Turning Competitive Insight Into Revenue Growth

Knowing your competitors is crucial to developing a successful product that stands out and meets certain needs that were unmet before. By tracking your competitors’ moves on and off their website, identifying trends and insights, and sharing relevant insights to guide your next actions.

Driving Revenue Growth in Marketing and Sales

Copy tactics that work. Set yourself apart from competitors by making up for what they lack in marketing. Then, see where they’re investing in marketing via job openings and new hires. The point is to take certain micro-actions from the information you gained through competitive insights. For example, you discovered that your competitor has improved their customer services program. As a result, you alert your own services and executive teams to encourage development in services so that you can better compete.

Driving Revenue Growth in Product

To develop and launch winning products, be sure to:

  • Analyze strengths and gaps in competitors’ products and services. Provide product direction based on market gaps.

  • Analyze strengths and gaps in your solutions. Improve upon these areas.

  • Identify underserved markets and growing markets with similar needs. Market your product to these audiences.

  • Learn from mistakes when serving similar customers. Share mistakes to avoid and develop strategies to copy what’s working.

  • Identify opportunities to differentiate. Look for opportunities to stand out.

  • Incorporate customer feedback. By looking at feedback from competitors’ customers, you may find areas where your product needs to improve.

To stay in the loop regarding your competitors’ actions, always use up-to-date resources, sign up for email updates on key changes, make urgent announcements about what you’ve learned, and perform a long-term analysis of your competitors.

In a nutshell, successful product marketing involves setting goals for your product launch, measuring its impact, and gaining feedback from customers as well as other key players. Setting goals is key because it helps guide your actions and measure your success. You can’t measure success without setting a standard for success — goals. And one of the best ways to achieve that success is through competitive insights, which can help you find ways to make your product better than your competitors’.


Recent Posts

See All

Playbooks That "Got Game"

By Wayne Cerullo, B2P Partners Got a playbook that your sales team really uses? Research shows most don’t. In fact, many don’t have a sales playbook at all. But perhaps worse — very few of the sales t

Rethinking Product Marketing

By Steve Gaylor, Pragmatic Institute, and Rowan Noronha When it comes to product marketing, typically your focus is on the product. You want to tell people how great your product is, how awesome its f

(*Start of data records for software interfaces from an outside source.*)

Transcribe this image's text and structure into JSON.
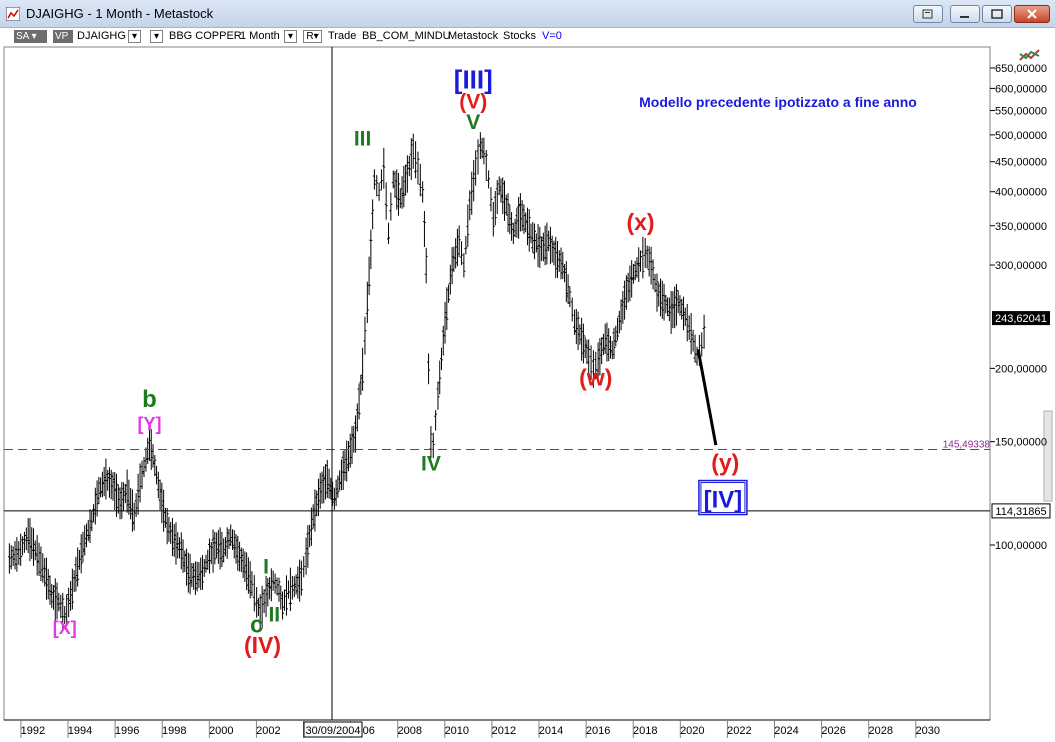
{
  "window": {
    "title": "DJAIGHG - 1 Month - Metastock"
  },
  "toolbar": {
    "sa_label": "SA",
    "vp_label": "VP",
    "symbol": "DJAIGHG",
    "security_name": "BBG COPPER",
    "period": "1 Month",
    "r_label": "R",
    "trade_label": "Trade",
    "code": "BB_COM_MINDU",
    "source": "Metastock",
    "type": "Stocks",
    "v_equals": "V=0"
  },
  "chart_data": {
    "type": "line",
    "title": "",
    "xlabel": "",
    "ylabel": "",
    "scale": "log",
    "xlim": [
      1991.0,
      2031.5
    ],
    "ylim": [
      75,
      800
    ],
    "x_ticks": [
      "1992",
      "1994",
      "1996",
      "1998",
      "2000",
      "2002",
      "2004",
      "2006",
      "2008",
      "2010",
      "2012",
      "2014",
      "2016",
      "2018",
      "2020",
      "2022",
      "2024",
      "2026",
      "2028",
      "2030"
    ],
    "x_tick_values": [
      1992,
      1994,
      1996,
      1998,
      2000,
      2002,
      2004,
      2006,
      2008,
      2010,
      2012,
      2014,
      2016,
      2018,
      2020,
      2022,
      2024,
      2026,
      2028,
      2030
    ],
    "y_ticks": [
      {
        "v": 650,
        "label": "650,00000"
      },
      {
        "v": 600,
        "label": "600,00000"
      },
      {
        "v": 550,
        "label": "550,00000"
      },
      {
        "v": 500,
        "label": "500,00000"
      },
      {
        "v": 450,
        "label": "450,00000"
      },
      {
        "v": 400,
        "label": "400,00000"
      },
      {
        "v": 350,
        "label": "350,00000"
      },
      {
        "v": 300,
        "label": "300,00000"
      },
      {
        "v": 200,
        "label": "200,00000"
      },
      {
        "v": 150,
        "label": "150,00000"
      },
      {
        "v": 100,
        "label": "100,00000"
      }
    ],
    "cursor_date": "30/09/2004",
    "cursor_x": 2004.7,
    "cursor_price": 114.31865,
    "cursor_price_label": "114,31865",
    "last_price": 243.62041,
    "last_price_label": "243,62041",
    "hline": 145.49338,
    "hline_label": "145,49338",
    "series": [
      {
        "points": [
          [
            1991.0,
            95
          ],
          [
            1991.4,
            97
          ],
          [
            1991.8,
            104
          ],
          [
            1992.1,
            98
          ],
          [
            1992.5,
            90
          ],
          [
            1992.8,
            82
          ],
          [
            1993.1,
            80
          ],
          [
            1993.35,
            76
          ],
          [
            1993.6,
            82
          ],
          [
            1993.9,
            92
          ],
          [
            1994.2,
            102
          ],
          [
            1994.5,
            110
          ],
          [
            1994.8,
            124
          ],
          [
            1995.1,
            130
          ],
          [
            1995.4,
            126
          ],
          [
            1995.7,
            118
          ],
          [
            1996.0,
            124
          ],
          [
            1996.3,
            112
          ],
          [
            1996.55,
            128
          ],
          [
            1996.8,
            140
          ],
          [
            1996.95,
            150
          ],
          [
            1997.1,
            142
          ],
          [
            1997.4,
            122
          ],
          [
            1997.7,
            108
          ],
          [
            1998.0,
            102
          ],
          [
            1998.3,
            98
          ],
          [
            1998.6,
            90
          ],
          [
            1998.9,
            88
          ],
          [
            1999.2,
            90
          ],
          [
            1999.5,
            96
          ],
          [
            1999.8,
            100
          ],
          [
            2000.1,
            98
          ],
          [
            2000.4,
            104
          ],
          [
            2000.7,
            97
          ],
          [
            2001.0,
            92
          ],
          [
            2001.3,
            86
          ],
          [
            2001.5,
            80
          ],
          [
            2001.65,
            77
          ],
          [
            2001.9,
            82
          ],
          [
            2002.2,
            87
          ],
          [
            2002.45,
            84
          ],
          [
            2002.6,
            79
          ],
          [
            2002.85,
            84
          ],
          [
            2003.1,
            85
          ],
          [
            2003.4,
            88
          ],
          [
            2003.6,
            96
          ],
          [
            2003.9,
            112
          ],
          [
            2004.2,
            124
          ],
          [
            2004.5,
            130
          ],
          [
            2004.8,
            120
          ],
          [
            2005.1,
            132
          ],
          [
            2005.4,
            142
          ],
          [
            2005.7,
            155
          ],
          [
            2006.0,
            200
          ],
          [
            2006.2,
            260
          ],
          [
            2006.35,
            320
          ],
          [
            2006.5,
            420
          ],
          [
            2006.7,
            400
          ],
          [
            2006.9,
            440
          ],
          [
            2007.1,
            340
          ],
          [
            2007.3,
            420
          ],
          [
            2007.6,
            390
          ],
          [
            2007.9,
            430
          ],
          [
            2008.15,
            470
          ],
          [
            2008.35,
            440
          ],
          [
            2008.55,
            400
          ],
          [
            2008.7,
            300
          ],
          [
            2008.8,
            200
          ],
          [
            2008.9,
            150
          ],
          [
            2009.0,
            148
          ],
          [
            2009.2,
            180
          ],
          [
            2009.5,
            240
          ],
          [
            2009.8,
            300
          ],
          [
            2010.1,
            330
          ],
          [
            2010.3,
            300
          ],
          [
            2010.55,
            380
          ],
          [
            2010.8,
            440
          ],
          [
            2011.0,
            480
          ],
          [
            2011.15,
            470
          ],
          [
            2011.35,
            420
          ],
          [
            2011.55,
            360
          ],
          [
            2011.8,
            410
          ],
          [
            2012.1,
            380
          ],
          [
            2012.4,
            340
          ],
          [
            2012.7,
            370
          ],
          [
            2013.0,
            350
          ],
          [
            2013.3,
            330
          ],
          [
            2013.6,
            320
          ],
          [
            2013.9,
            330
          ],
          [
            2014.2,
            310
          ],
          [
            2014.5,
            300
          ],
          [
            2014.8,
            265
          ],
          [
            2015.0,
            240
          ],
          [
            2015.3,
            225
          ],
          [
            2015.6,
            210
          ],
          [
            2015.8,
            200
          ],
          [
            2016.0,
            205
          ],
          [
            2016.3,
            225
          ],
          [
            2016.6,
            215
          ],
          [
            2016.9,
            240
          ],
          [
            2017.2,
            270
          ],
          [
            2017.5,
            290
          ],
          [
            2017.8,
            305
          ],
          [
            2018.0,
            315
          ],
          [
            2018.25,
            300
          ],
          [
            2018.5,
            270
          ],
          [
            2018.8,
            260
          ],
          [
            2019.1,
            250
          ],
          [
            2019.4,
            260
          ],
          [
            2019.7,
            245
          ],
          [
            2019.95,
            230
          ],
          [
            2020.2,
            210
          ],
          [
            2020.4,
            220
          ],
          [
            2020.6,
            243.62
          ]
        ]
      }
    ],
    "projection": [
      [
        2020.25,
        215
      ],
      [
        2021.0,
        148
      ]
    ]
  },
  "annotations": [
    {
      "text": "[III]",
      "x": 2010.7,
      "v": 600,
      "color": "#1a1adc",
      "size": 26
    },
    {
      "text": "(V)",
      "x": 2010.7,
      "v": 555,
      "color": "#e31b1b",
      "size": 21
    },
    {
      "text": "V",
      "x": 2010.7,
      "v": 512,
      "color": "#1f7a1f",
      "size": 21
    },
    {
      "text": "III",
      "x": 2006.0,
      "v": 480,
      "color": "#1f7a1f",
      "size": 21
    },
    {
      "text": "IV",
      "x": 2008.9,
      "v": 134,
      "color": "#1f7a1f",
      "size": 21
    },
    {
      "text": "(x)",
      "x": 2017.8,
      "v": 344,
      "color": "#e31b1b",
      "size": 23
    },
    {
      "text": "(w)",
      "x": 2015.9,
      "v": 187,
      "color": "#e31b1b",
      "size": 23
    },
    {
      "text": "(y)",
      "x": 2021.4,
      "v": 134,
      "color": "#e31b1b",
      "size": 23
    },
    {
      "text": "b",
      "x": 1996.95,
      "v": 172,
      "color": "#1f7a1f",
      "size": 24
    },
    {
      "text": "[Y]",
      "x": 1996.95,
      "v": 157,
      "color": "#e535e5",
      "size": 18
    },
    {
      "text": "[X]",
      "x": 1993.35,
      "v": 70.5,
      "color": "#e535e5",
      "size": 18
    },
    {
      "text": "c",
      "x": 2001.5,
      "v": 71,
      "color": "#1f7a1f",
      "size": 24
    },
    {
      "text": "(IV)",
      "x": 2001.75,
      "v": 65.5,
      "color": "#e31b1b",
      "size": 23
    },
    {
      "text": "I",
      "x": 2001.9,
      "v": 89.5,
      "color": "#1f7a1f",
      "size": 21
    },
    {
      "text": "II",
      "x": 2002.25,
      "v": 74,
      "color": "#1f7a1f",
      "size": 21
    }
  ],
  "iv_box": {
    "text": "[IV]",
    "x": 2021.3,
    "v": 120,
    "color": "#1a1adc"
  },
  "note": {
    "text": "Modello precedente ipotizzato a fine anno",
    "color": "#1a1adc"
  },
  "colors": {
    "hline": "#8b2a8b",
    "projection": "#000000",
    "bars": "#000000"
  }
}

Journal          Resources           Press          Submit Your Story         Privacy

  • twit
  • in
  • fb
  • yt

2020 Product Marketing Community. All Rights Reserved.